==== Data section ====
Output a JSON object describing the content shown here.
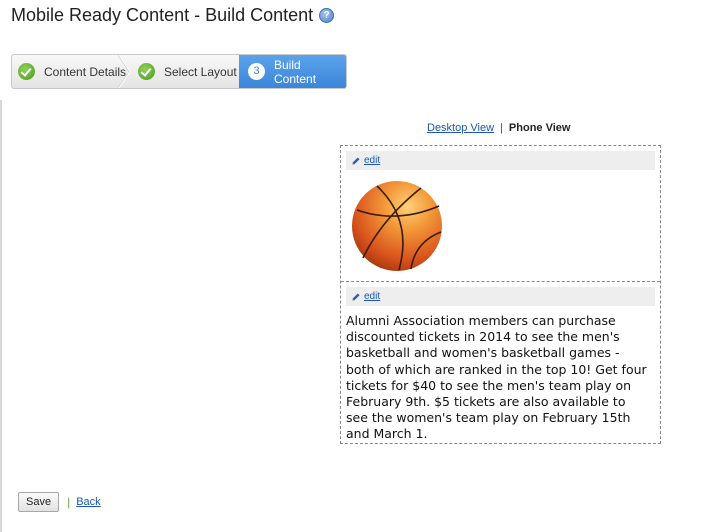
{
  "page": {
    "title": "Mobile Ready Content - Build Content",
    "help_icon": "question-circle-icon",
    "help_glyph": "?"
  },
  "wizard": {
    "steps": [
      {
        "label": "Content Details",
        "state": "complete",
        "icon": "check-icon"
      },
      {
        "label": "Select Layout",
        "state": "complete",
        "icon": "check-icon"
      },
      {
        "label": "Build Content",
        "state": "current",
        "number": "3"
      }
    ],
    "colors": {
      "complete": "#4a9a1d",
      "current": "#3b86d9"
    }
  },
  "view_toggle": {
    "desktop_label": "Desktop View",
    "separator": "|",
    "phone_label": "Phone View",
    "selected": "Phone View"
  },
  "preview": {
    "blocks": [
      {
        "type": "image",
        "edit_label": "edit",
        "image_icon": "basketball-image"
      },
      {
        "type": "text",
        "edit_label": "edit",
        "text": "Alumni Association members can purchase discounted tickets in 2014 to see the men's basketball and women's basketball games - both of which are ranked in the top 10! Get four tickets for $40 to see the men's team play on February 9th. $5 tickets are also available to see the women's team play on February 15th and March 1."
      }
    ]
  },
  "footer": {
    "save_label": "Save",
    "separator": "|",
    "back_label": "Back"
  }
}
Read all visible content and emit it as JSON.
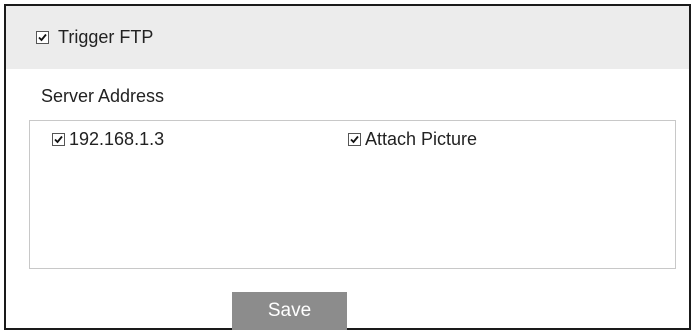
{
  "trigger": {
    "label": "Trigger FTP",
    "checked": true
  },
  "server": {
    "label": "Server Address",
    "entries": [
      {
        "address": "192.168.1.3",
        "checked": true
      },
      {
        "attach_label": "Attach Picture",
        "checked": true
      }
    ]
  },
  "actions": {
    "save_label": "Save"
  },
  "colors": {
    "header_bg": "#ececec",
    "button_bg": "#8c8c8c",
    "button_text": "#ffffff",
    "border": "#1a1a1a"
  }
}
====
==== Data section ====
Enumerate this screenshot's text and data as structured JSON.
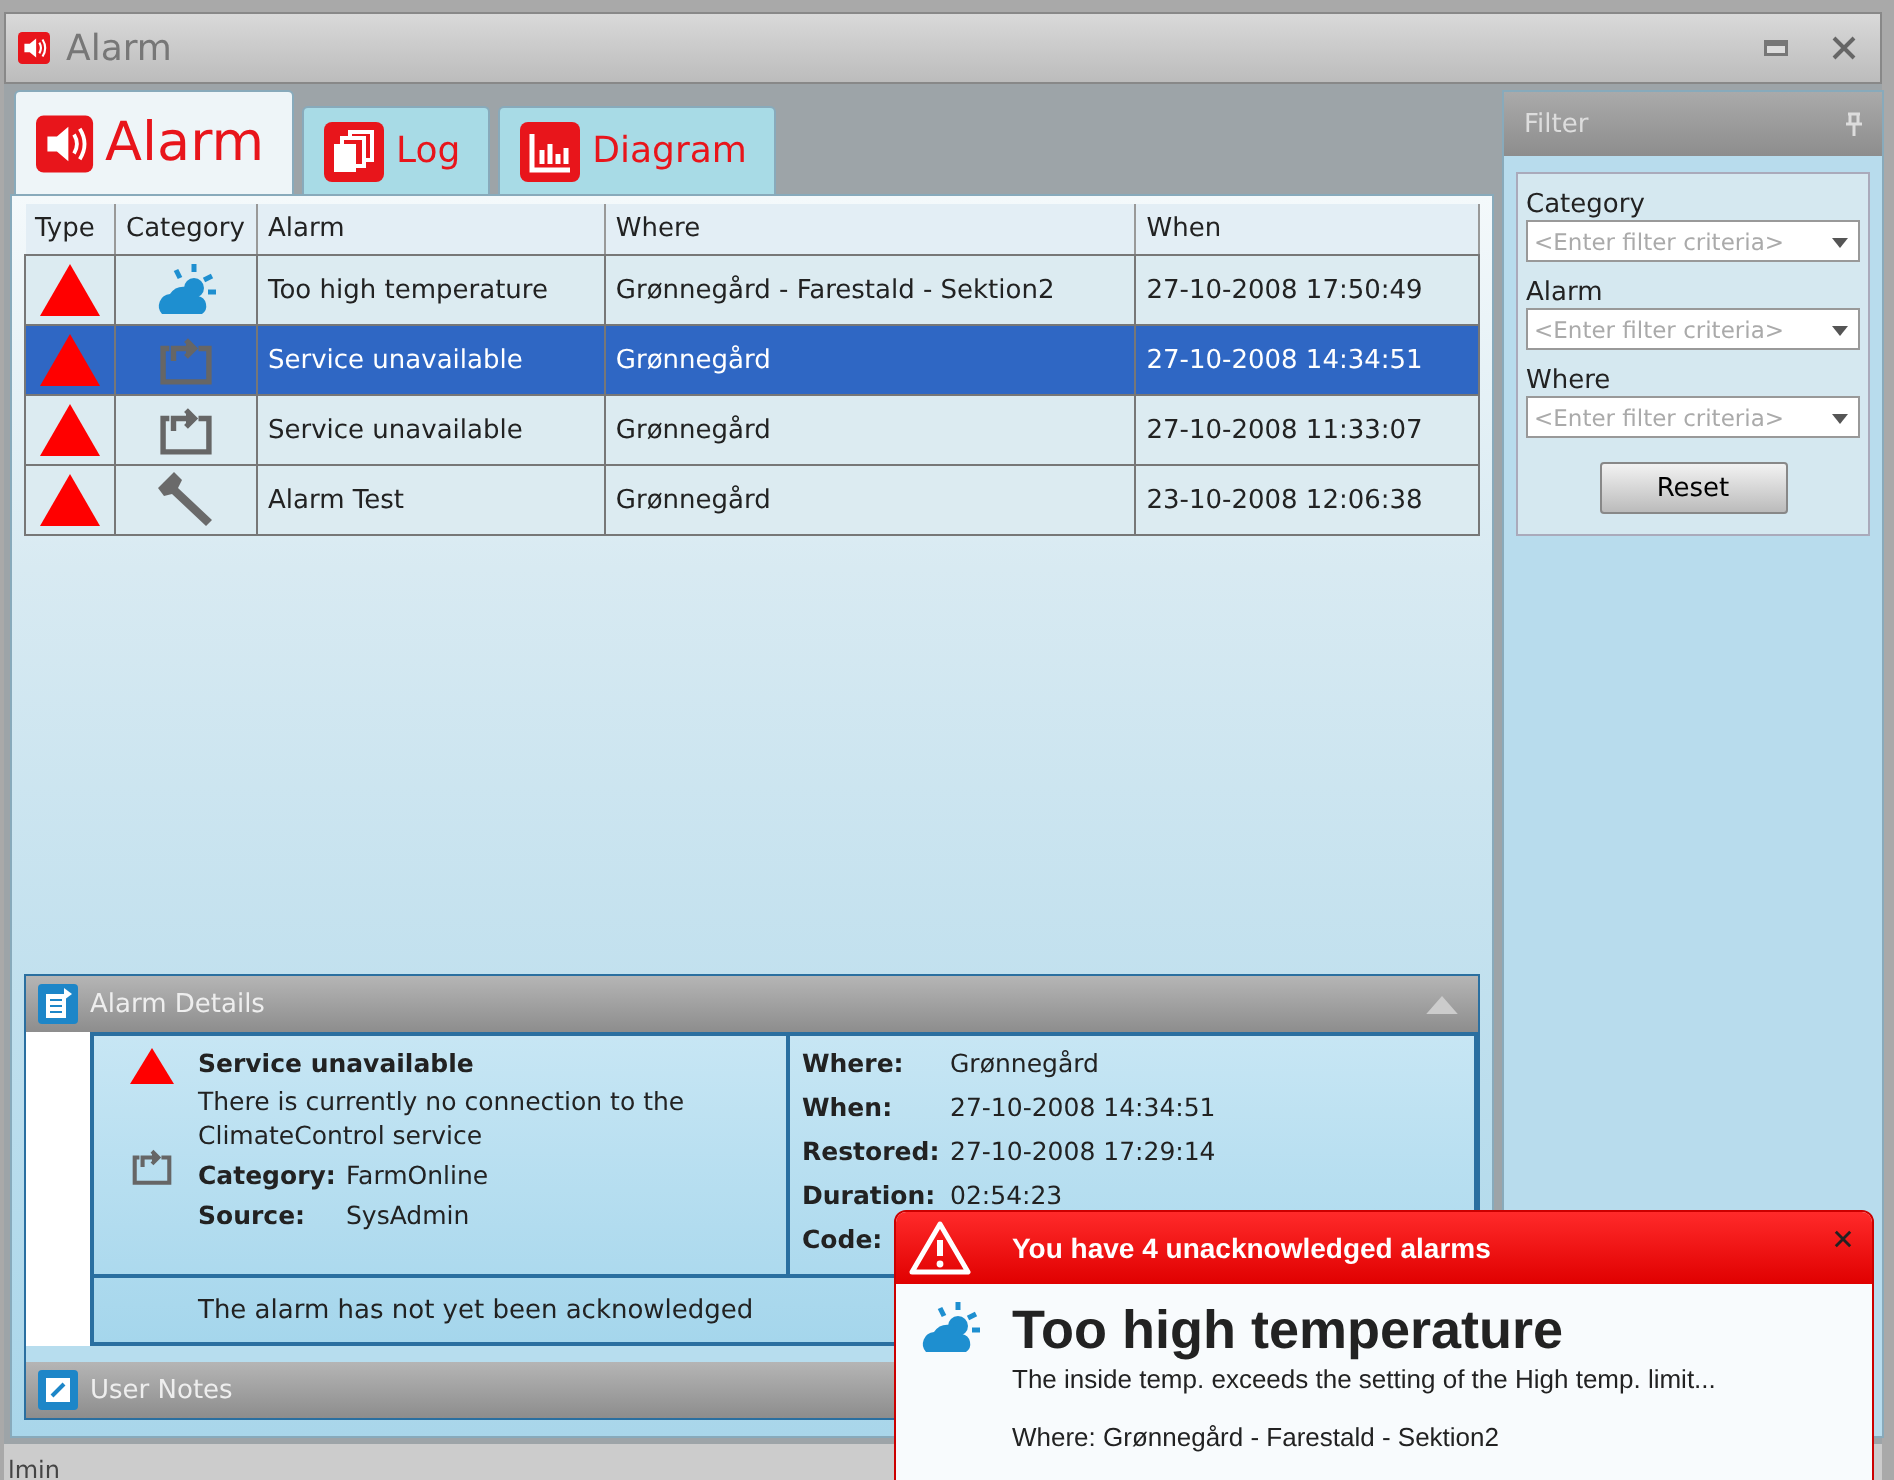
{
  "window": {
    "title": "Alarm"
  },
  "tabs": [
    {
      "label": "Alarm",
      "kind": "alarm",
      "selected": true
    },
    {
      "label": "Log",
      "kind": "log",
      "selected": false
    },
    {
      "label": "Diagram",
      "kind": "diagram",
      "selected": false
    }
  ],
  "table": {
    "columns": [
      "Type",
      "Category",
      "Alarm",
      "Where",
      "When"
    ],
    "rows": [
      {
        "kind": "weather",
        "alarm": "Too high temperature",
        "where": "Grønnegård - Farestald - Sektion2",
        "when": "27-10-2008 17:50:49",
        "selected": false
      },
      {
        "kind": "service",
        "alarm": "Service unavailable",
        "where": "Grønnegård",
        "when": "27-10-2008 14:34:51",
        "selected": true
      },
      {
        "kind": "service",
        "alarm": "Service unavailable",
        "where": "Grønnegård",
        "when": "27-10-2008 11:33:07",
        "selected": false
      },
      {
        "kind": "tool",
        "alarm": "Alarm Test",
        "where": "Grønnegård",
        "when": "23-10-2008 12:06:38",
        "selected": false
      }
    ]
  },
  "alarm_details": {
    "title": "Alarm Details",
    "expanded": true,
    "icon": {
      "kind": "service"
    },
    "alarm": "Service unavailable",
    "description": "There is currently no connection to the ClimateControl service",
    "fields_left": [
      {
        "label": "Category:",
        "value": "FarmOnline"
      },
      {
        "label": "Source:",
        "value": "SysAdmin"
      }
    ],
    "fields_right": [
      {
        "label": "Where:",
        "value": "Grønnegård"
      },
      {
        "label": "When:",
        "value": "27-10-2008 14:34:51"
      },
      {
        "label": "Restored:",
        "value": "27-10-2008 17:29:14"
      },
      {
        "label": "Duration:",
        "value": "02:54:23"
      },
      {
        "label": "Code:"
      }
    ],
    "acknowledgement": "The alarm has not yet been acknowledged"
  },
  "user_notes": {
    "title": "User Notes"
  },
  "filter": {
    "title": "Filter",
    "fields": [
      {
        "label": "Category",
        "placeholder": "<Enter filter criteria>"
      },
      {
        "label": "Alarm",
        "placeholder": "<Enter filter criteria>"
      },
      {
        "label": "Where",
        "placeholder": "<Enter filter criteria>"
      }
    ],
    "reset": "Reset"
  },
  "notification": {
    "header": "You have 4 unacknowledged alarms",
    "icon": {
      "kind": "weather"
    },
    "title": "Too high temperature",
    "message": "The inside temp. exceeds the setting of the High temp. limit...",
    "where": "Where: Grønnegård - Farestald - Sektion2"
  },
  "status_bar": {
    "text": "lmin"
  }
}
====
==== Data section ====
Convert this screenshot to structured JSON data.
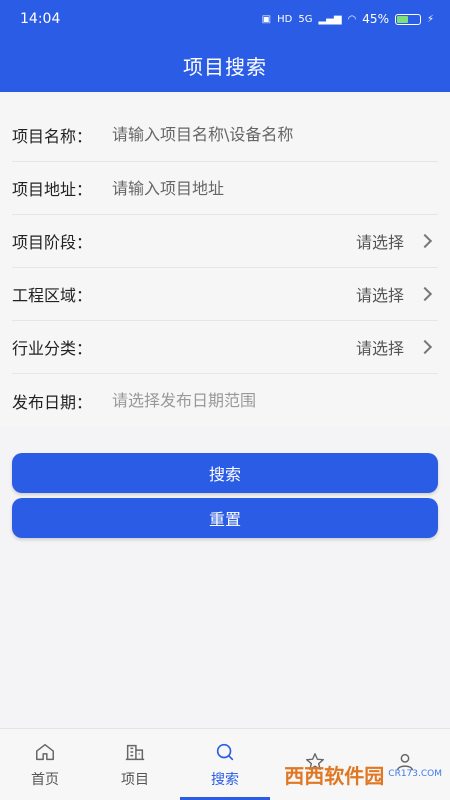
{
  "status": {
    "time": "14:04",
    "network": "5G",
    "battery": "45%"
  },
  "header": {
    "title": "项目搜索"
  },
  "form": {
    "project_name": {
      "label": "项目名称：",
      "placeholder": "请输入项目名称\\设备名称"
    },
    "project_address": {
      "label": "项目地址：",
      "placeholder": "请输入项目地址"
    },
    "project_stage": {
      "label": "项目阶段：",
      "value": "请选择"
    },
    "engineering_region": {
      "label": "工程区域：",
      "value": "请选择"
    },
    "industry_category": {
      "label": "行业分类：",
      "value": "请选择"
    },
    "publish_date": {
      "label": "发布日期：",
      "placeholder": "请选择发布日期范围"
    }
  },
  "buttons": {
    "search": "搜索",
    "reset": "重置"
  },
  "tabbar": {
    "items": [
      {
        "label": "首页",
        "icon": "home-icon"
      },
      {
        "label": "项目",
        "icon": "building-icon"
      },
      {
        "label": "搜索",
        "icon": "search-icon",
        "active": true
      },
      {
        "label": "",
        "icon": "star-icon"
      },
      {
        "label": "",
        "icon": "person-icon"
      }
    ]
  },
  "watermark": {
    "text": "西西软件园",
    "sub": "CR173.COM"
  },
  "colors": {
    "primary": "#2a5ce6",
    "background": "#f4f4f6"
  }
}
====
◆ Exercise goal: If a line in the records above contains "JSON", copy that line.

◆ Response:
Output a JSON object describing the content shown here.
Read all visible content and emit it as JSON.
Enumerate this screenshot's text and data as structured JSON.
Convert this screenshot to structured JSON data.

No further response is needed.